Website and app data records
**********

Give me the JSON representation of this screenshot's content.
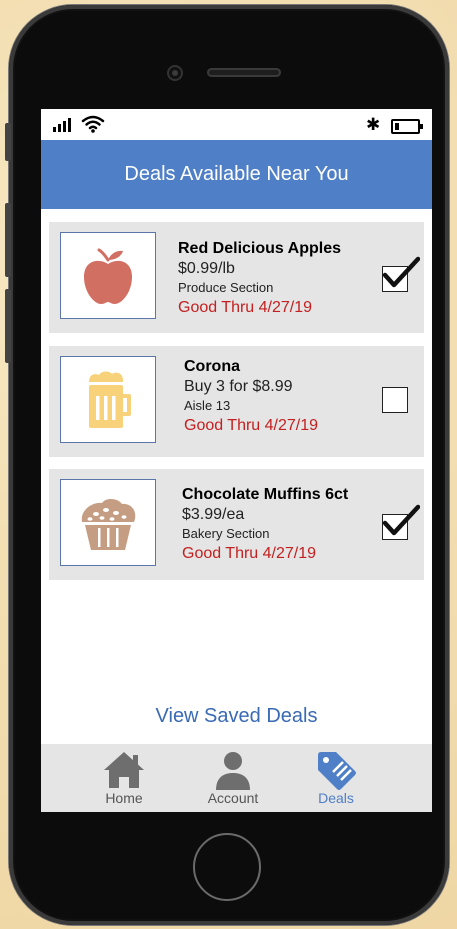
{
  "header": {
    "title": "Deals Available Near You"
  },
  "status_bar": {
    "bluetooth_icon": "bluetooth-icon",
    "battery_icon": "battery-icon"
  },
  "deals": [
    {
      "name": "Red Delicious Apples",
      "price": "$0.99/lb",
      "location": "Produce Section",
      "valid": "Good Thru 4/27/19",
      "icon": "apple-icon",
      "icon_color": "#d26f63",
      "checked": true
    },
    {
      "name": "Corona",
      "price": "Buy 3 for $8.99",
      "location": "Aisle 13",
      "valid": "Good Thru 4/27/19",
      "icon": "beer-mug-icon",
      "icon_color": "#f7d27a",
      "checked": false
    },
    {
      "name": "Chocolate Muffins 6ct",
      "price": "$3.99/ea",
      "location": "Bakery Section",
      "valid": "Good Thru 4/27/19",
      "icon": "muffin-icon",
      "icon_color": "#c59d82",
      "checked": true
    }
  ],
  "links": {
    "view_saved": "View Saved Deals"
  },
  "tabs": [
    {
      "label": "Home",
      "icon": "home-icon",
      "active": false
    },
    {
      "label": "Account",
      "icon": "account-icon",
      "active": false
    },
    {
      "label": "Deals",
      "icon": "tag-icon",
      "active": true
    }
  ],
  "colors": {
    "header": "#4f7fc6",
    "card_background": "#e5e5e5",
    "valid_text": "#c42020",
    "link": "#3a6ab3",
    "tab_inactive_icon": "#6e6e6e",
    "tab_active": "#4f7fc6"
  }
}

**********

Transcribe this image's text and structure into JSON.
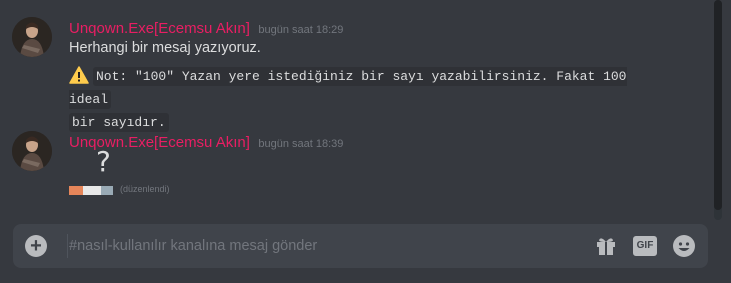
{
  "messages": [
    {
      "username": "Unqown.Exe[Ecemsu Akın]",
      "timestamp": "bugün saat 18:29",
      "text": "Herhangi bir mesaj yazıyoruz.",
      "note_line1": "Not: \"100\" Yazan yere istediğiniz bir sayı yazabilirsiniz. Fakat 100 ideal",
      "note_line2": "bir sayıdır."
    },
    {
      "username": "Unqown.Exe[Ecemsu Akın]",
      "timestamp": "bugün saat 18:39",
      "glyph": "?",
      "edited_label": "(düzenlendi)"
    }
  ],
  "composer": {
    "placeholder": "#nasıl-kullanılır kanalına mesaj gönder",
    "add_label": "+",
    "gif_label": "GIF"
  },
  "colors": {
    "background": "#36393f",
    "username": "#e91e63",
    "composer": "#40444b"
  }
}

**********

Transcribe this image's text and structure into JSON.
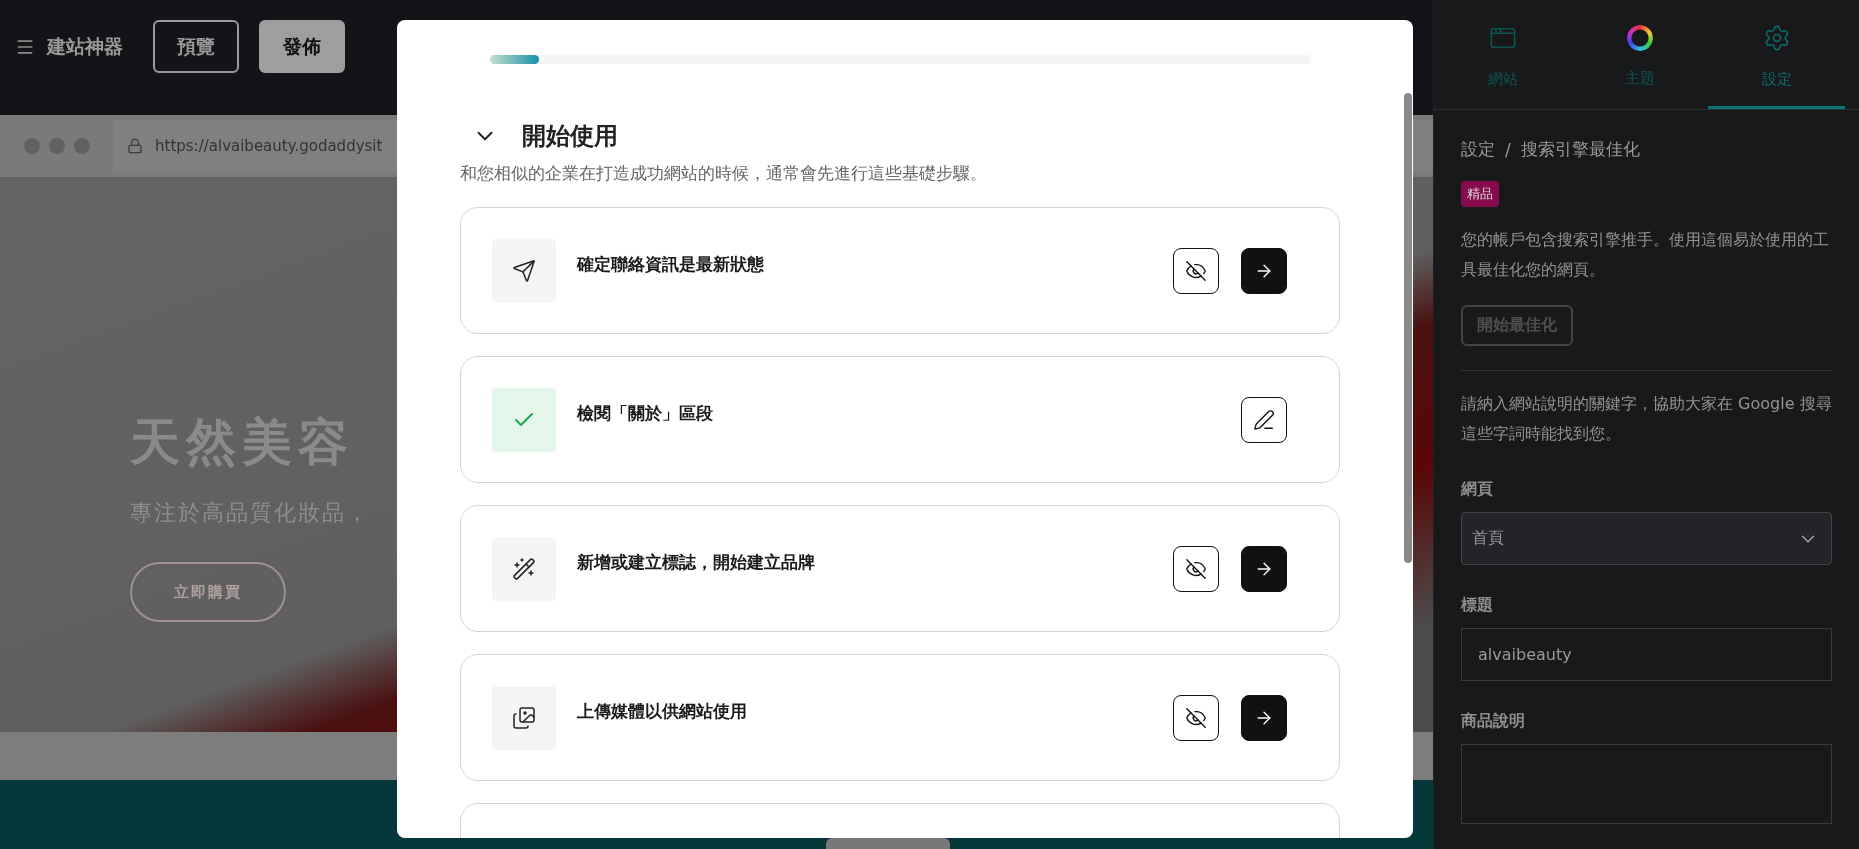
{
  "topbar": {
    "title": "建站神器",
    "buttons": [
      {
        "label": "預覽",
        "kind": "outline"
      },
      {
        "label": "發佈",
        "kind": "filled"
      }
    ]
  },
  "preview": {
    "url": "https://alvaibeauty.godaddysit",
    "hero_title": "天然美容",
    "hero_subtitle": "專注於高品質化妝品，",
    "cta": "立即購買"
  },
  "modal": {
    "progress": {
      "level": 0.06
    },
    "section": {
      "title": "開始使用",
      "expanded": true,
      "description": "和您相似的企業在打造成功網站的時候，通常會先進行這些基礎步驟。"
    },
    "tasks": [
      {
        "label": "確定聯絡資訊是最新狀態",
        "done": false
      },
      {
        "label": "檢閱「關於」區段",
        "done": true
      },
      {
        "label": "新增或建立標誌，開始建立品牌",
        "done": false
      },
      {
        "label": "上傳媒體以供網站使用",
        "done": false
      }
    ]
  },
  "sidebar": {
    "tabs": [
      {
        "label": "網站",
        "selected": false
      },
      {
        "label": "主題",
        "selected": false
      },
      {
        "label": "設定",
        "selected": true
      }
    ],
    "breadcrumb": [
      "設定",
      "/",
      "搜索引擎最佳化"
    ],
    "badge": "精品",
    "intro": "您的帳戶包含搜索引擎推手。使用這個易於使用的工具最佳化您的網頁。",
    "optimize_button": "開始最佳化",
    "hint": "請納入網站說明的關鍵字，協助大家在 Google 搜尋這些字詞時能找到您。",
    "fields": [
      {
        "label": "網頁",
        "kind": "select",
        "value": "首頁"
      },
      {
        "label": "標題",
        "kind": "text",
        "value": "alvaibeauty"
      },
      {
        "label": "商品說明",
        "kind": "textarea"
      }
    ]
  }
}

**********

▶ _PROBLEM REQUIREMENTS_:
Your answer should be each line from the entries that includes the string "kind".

▶ _RESPONSE TO THIS TASK_:
        "kind": "outline"
        "kind": "filled"
        "kind": "select",
        "kind": "text",
        "kind": "textarea"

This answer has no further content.